So far, that hasn’t happened. The biggest staff change in the wake of the Tulsa debacle: Michael Glassner – the campaign’s chief operating officer, who previously handled rallies – has been reassigned to deal with legal affairs.

But for other Republicans, the problems are less about the management and marketing and more inherent to the product itself. The candidate and the campaign don’t have a good story to tell.

“The rallies are a barometer of voter sentiment,” Dan Eberhart, an oil executive and Trump donor, told CNN. “The living embodiment of Trump’s slumping popularity.”

One Republican strategist working on congressional races said Trump and the GOP need a “choice” election between Trump and Biden that the environment isn’t giving them.

“It’s all a referendum,” said the strategist. “Trump is swinging at ghosts.”

Still, some campaign officials remain confident that Tulsa was an outlier – the result of overhyped expectations and news of campaign staffers testing positive ahead of the rally.

Time is running short

Though there are still four months until the election, some Republican operatives say the campaign is running out of time to turn things around. Given the amount of mail-in and early voting that will happen this cycle, the die could be cast by September, when early voting begins in some states.

Katie Walsh Shields is a veteran of GOP campaigns and has held top jobs at the RNC.

Without rallies, the task of bringing swing voters into the Trump fold will fall chiefly to the RNC’s traditional ground game operation. Unlike the core Trump campaign team – Parscale; Trump’s son-in-law and senior adviser, Jared Kushner; and the President himself – the get-out-the-vote side is run by old political hands with years of experience in GOP politics.

That includes veteran operatives such as Katie Walsh Shields, currently the senior adviser for data at the RNC, who spent years working for the party, and Chris Carr, the political director for the campaign and the RNC. Carr worked for the National Republican Congressional Committee during the tea party wave in 2010 and is a RNC veteran.

Chris Carr is political director for the Trump campaign and the RNC.

Campaign officials boast of the experience and institutional knowledge behind the Trump data operation – what Parscale has called the “Death Star” – which can work in tandem with the RNC’s powerful voter file. Even with fewer rallies and a country upended by the pandemic, the years of work put into learning as much as they can about their voters mean Trump and the GOP have a leg up on Democrats, says one Trump campaign official familiar with the data team.

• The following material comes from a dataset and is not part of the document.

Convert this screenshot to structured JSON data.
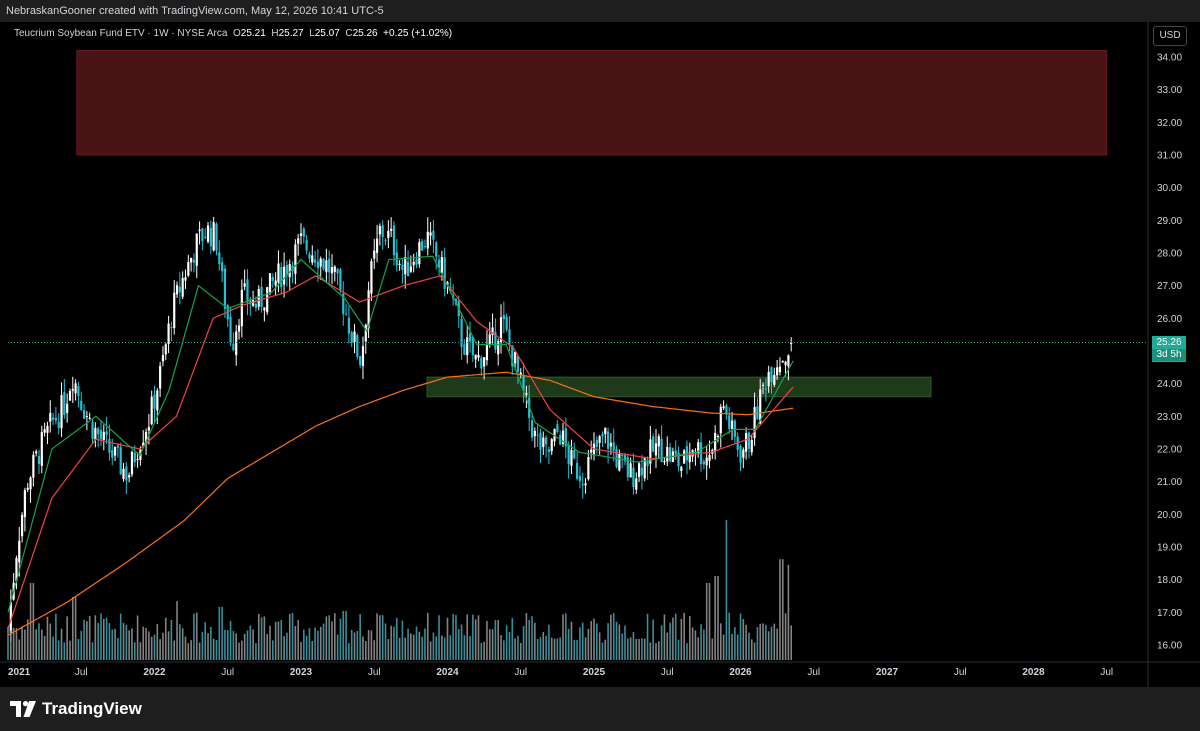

“This process is much more scientific than it has ever been and it is a lot more accurate,” said Rick Gorka, the spokesman for the Trump Victory Fund, the joint operation between the campaign and the RNC. “Voters tend not to just show up organically; you need to find a way to motivate them and convince them to participate. We’ve never stopped doing that because of this digital operation.”

While there has been consternation from donors about several aspects of Trump’s reelection campaign, there’s more confidence about how well the Trump data operation and the RNC ground game can work together.

On Monday, the RNC and the campaign announced they have now hired 1,500 field staffers, and Trump campaign aides describe the ground operation as the largest ever assembled by a Republican nominee.

“I think it’s a lot bigger, a lot more effective, and it’s gone local,” Doug Deason, a Dallas businessman, Republican donor and Trump fundraiser, said of the Trump and party ground game. “It’s a lot more local than it was. It’s much more organized. There are a lot more people on the ground, a lot more people on the phones.”

Deason, who skipped the Tulsa rally over concerns about Covid transmission and anti-Trump protests, insists that even without the rallies, Trump’s base remains solidly behind the President so he can finish the job of disrupting the status quo in Washington.

“He’ll be able to really break up and bust up DC in a second term,” Deason said of Trump. “All of his base knows that. That’s the goal. That’s why we hired him. We didn’t hire him to be a wonderful role model for our children. We’ve had that for decades and it hasn’t worked.”